Research & Publications
The persistent concentration of financial assets among the wealthiest families, combined with anemic retirement savings among most households, poses a significant economic threat to the retirement security of many working Americans.
A new research brief finds that financial asset inequality among Americans continues to increase, and the inequality is consistent across generations. This wealth inequality, combined with dangerously low retirement savings among most households, poses a significant threat to retirement for working Americans.
In this data brief, we highlight the lack of retirement assets among private sector employees and working-age families in California based on the Census Bureau’s Current Population Survey and 2014 Survey on Income and Program Participation. It turns out that California private sector workers are not merely behind on saving for retirement; half do not own retirement assets and most are currently not saving for retirement at all.

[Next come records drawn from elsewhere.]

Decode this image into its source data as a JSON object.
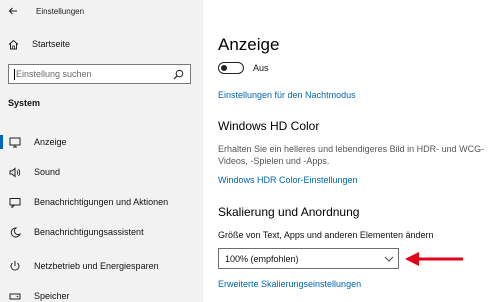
{
  "window": {
    "title": "Einstellungen"
  },
  "sidebar": {
    "home_label": "Startseite",
    "search_placeholder": "Einstellung suchen",
    "section_label": "System",
    "items": [
      {
        "label": "Anzeige",
        "icon": "display-icon",
        "active": true
      },
      {
        "label": "Sound",
        "icon": "speaker-icon",
        "active": false
      },
      {
        "label": "Benachrichtigungen und Aktionen",
        "icon": "message-icon",
        "active": false
      },
      {
        "label": "Benachrichtigungsassistent",
        "icon": "moon-icon",
        "active": false
      },
      {
        "label": "Netzbetrieb und Energiesparen",
        "icon": "power-icon",
        "active": false
      },
      {
        "label": "Speicher",
        "icon": "drive-icon",
        "active": false
      }
    ]
  },
  "main": {
    "title": "Anzeige",
    "toggle_label": "Aus",
    "toggle_on": false,
    "night_mode_link": "Einstellungen für den Nachtmodus",
    "hd_color": {
      "heading": "Windows HD Color",
      "description_line1": "Erhalten Sie ein helleres und lebendigeres Bild in HDR- und WCG-",
      "description_line2": "Videos, -Spielen und -Apps.",
      "link": "Windows HDR Color-Einstellungen"
    },
    "scaling": {
      "heading": "Skalierung und Anordnung",
      "field_label": "Größe von Text, Apps und anderen Elementen ändern",
      "selected_value": "100% (empfohlen)",
      "advanced_link": "Erweiterte Skalierungseinstellungen"
    }
  },
  "colors": {
    "accent": "#0067c0",
    "link": "#0066b4",
    "annotation_arrow": "#e3001b",
    "sidebar_bg": "#f2f2f2"
  }
}
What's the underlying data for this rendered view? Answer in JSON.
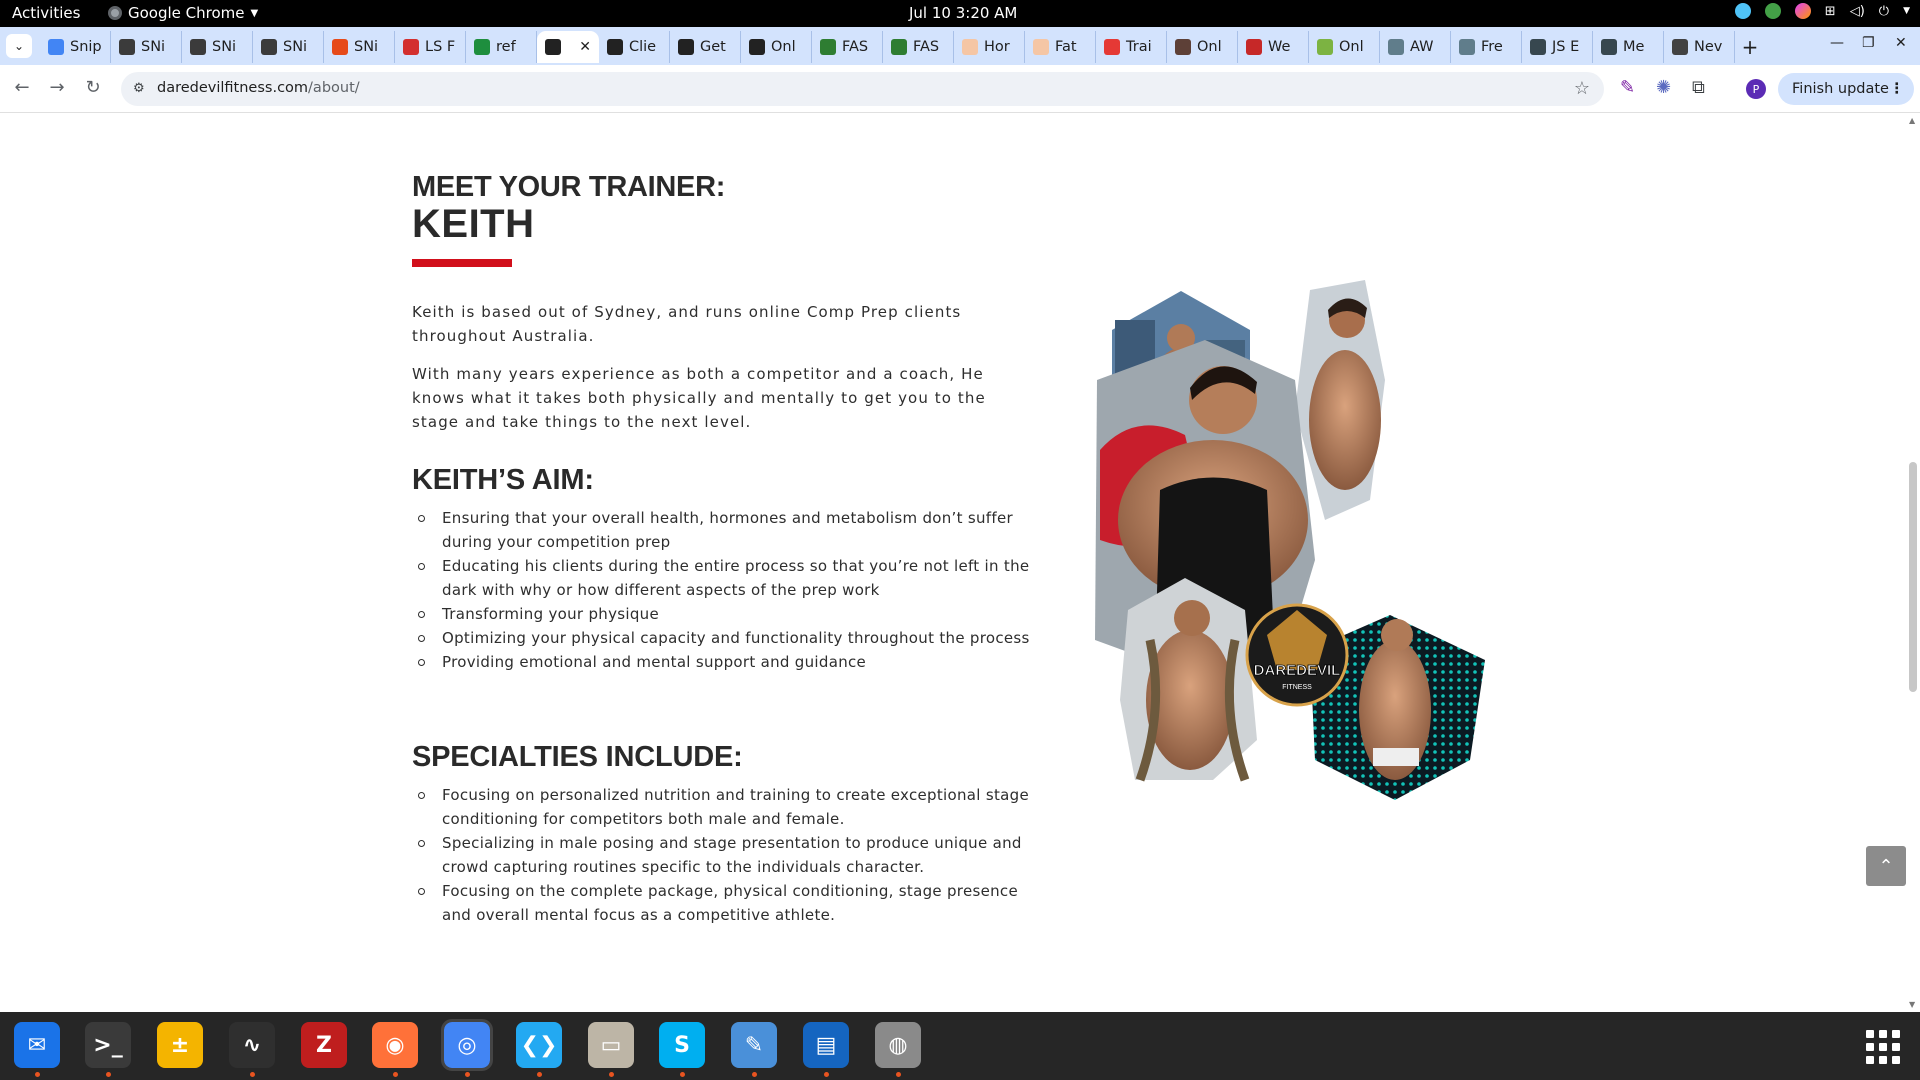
{
  "system": {
    "activities": "Activities",
    "app_name": "Google Chrome",
    "clock": "Jul 10  3:20 AM"
  },
  "tabs": [
    {
      "label": "Snip",
      "color": "#4285f4",
      "icon": "docs-icon"
    },
    {
      "label": "SNi",
      "color": "#3b3b3b",
      "icon": "snip-icon"
    },
    {
      "label": "SNi",
      "color": "#3b3b3b",
      "icon": "snip-icon"
    },
    {
      "label": "SNi",
      "color": "#3b3b3b",
      "icon": "snip-icon"
    },
    {
      "label": "SNi",
      "color": "#e64a19",
      "icon": "orange-icon"
    },
    {
      "label": "LS F",
      "color": "#d32f2f",
      "icon": "ls-icon"
    },
    {
      "label": "ref",
      "color": "#1e8e3e",
      "icon": "sheets-icon"
    },
    {
      "label": "",
      "color": "#222222",
      "icon": "daredevil-icon",
      "active": true
    },
    {
      "label": "Clie",
      "color": "#222222",
      "icon": "daredevil-icon"
    },
    {
      "label": "Get",
      "color": "#222222",
      "icon": "daredevil-icon"
    },
    {
      "label": "Onl",
      "color": "#222222",
      "icon": "daredevil-icon"
    },
    {
      "label": "FAS",
      "color": "#2e7d32",
      "icon": "fas-icon"
    },
    {
      "label": "FAS",
      "color": "#2e7d32",
      "icon": "fas-icon"
    },
    {
      "label": "Hor",
      "color": "#f5c6a5",
      "icon": "hand-icon"
    },
    {
      "label": "Fat",
      "color": "#f5c6a5",
      "icon": "hand-icon"
    },
    {
      "label": "Trai",
      "color": "#e53935",
      "icon": "heart-icon"
    },
    {
      "label": "Onl",
      "color": "#5d4037",
      "icon": "person-icon"
    },
    {
      "label": "We",
      "color": "#c62828",
      "icon": "person-icon"
    },
    {
      "label": "Onl",
      "color": "#7cb342",
      "icon": "image-icon"
    },
    {
      "label": "AW",
      "color": "#607d8b",
      "icon": "mountain-icon"
    },
    {
      "label": "Fre",
      "color": "#607d8b",
      "icon": "mountain-icon"
    },
    {
      "label": "JS E",
      "color": "#37474f",
      "icon": "shield-icon"
    },
    {
      "label": "Me",
      "color": "#37474f",
      "icon": "shield-icon"
    },
    {
      "label": "Nev",
      "color": "#424242",
      "icon": "globe-icon"
    }
  ],
  "toolbar": {
    "url_domain": "daredevilfitness.com",
    "url_path": "/about/",
    "finish_update": "Finish update",
    "profile_initial": "P"
  },
  "page": {
    "meet_label": "MEET YOUR TRAINER:",
    "trainer_name": "KEITH",
    "intro_1": "Keith is based out of Sydney, and runs online Comp Prep clients throughout Australia.",
    "intro_2": "With many years experience as both a competitor and a coach, He knows what it takes both physically and mentally to get you to the stage and take things to the next level.",
    "aim_heading": "KEITH’S AIM:",
    "aim_items": [
      "Ensuring that your overall health, hormones and metabolism don’t suffer during your competition prep",
      "Educating his clients during the entire process so that you’re not left in the dark with why or how different aspects of the prep work",
      "Transforming your physique",
      "Optimizing your physical capacity and functionality throughout the process",
      "Providing emotional and mental support and guidance"
    ],
    "specialties_heading": "SPECIALTIES INCLUDE:",
    "specialties_items": [
      "Focusing on personalized nutrition and training to create exceptional stage conditioning for competitors both male and female.",
      "Specializing in male posing and stage presentation to produce unique and crowd capturing routines specific to the individuals character.",
      "Focusing on the complete package, physical conditioning, stage presence and overall mental focus as a competitive athlete."
    ],
    "logo_text": "DAREDEVIL",
    "logo_subtext": "FITNESS",
    "accent_color": "#d10f1b"
  },
  "dock": [
    {
      "name": "thunderbird-icon",
      "color": "#1a73e8",
      "glyph": "✉",
      "running": true
    },
    {
      "name": "terminal-icon",
      "color": "#3a3a3a",
      "glyph": ">_",
      "running": true
    },
    {
      "name": "calculator-icon",
      "color": "#f4b400",
      "glyph": "±",
      "running": false
    },
    {
      "name": "system-monitor-icon",
      "color": "#2f2f2f",
      "glyph": "∿",
      "running": true
    },
    {
      "name": "filezilla-icon",
      "color": "#bf1e1e",
      "glyph": "Z",
      "running": false
    },
    {
      "name": "firefox-icon",
      "color": "#ff7139",
      "glyph": "◉",
      "running": true
    },
    {
      "name": "chrome-icon",
      "color": "#4285f4",
      "glyph": "◎",
      "running": true
    },
    {
      "name": "vscode-icon",
      "color": "#23a9f2",
      "glyph": "❮❯",
      "running": true
    },
    {
      "name": "files-icon",
      "color": "#bdb5a6",
      "glyph": "▭",
      "running": true
    },
    {
      "name": "skype-icon",
      "color": "#00aff0",
      "glyph": "S",
      "running": true
    },
    {
      "name": "text-editor-icon",
      "color": "#4a90d9",
      "glyph": "✎",
      "running": true
    },
    {
      "name": "writer-icon",
      "color": "#1565c0",
      "glyph": "▤",
      "running": true
    },
    {
      "name": "disk-icon",
      "color": "#8a8a8a",
      "glyph": "◍",
      "running": true
    }
  ]
}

Over half of California private sector employees age 25-64 aren’t enrolled in a retirement savings plan or pension, according to a new data brief by Nari Rhee, director of the Retirement Security Program at UC Berkeley Labor Center. The brief provides a first-ever look at retirement assets—and the lack thereof—among private sector employees and working-age families in the state.
December 22, 2020
Older workers are facing fewer job prospects and higher COVID risks
December 1, 2019
Is it time to retire traditional teacher pension plans?
July 1, 2019
Half of California Private Sector Workers Have No Retirement Assets
September 25, 2019
Financial Asset Inequality and Its Implications for Retirement Security
Rhee told The Sacramento Bee the House retirement reform legislation, which passed the House Ways and Means Committee on a voice vote last month, “tinkers around the edges of the retirement system and will thus have a modest impact on household retirement assets.”
We have seen a steady increase in the share of older adults who are still working. Before the pandemic, about 13 percent of seniors aged 70 and older were working.
Nari Rhee: “If you claim Social Security before full retirement age, which at this point is 67, so if you do it at 62, when you’re first eligible, that can basically slash your monthly check compared to if you had waited until age 67.”
As a Black woman, I think every person of color should open a Roth IRA to take control of their retirement savings
Dr. Rhee’s data shows that workers of color are behind on saving for retirement — 38% of Black households and 31% of Latino households have some assets in a retirement account, compared to 63% of white households.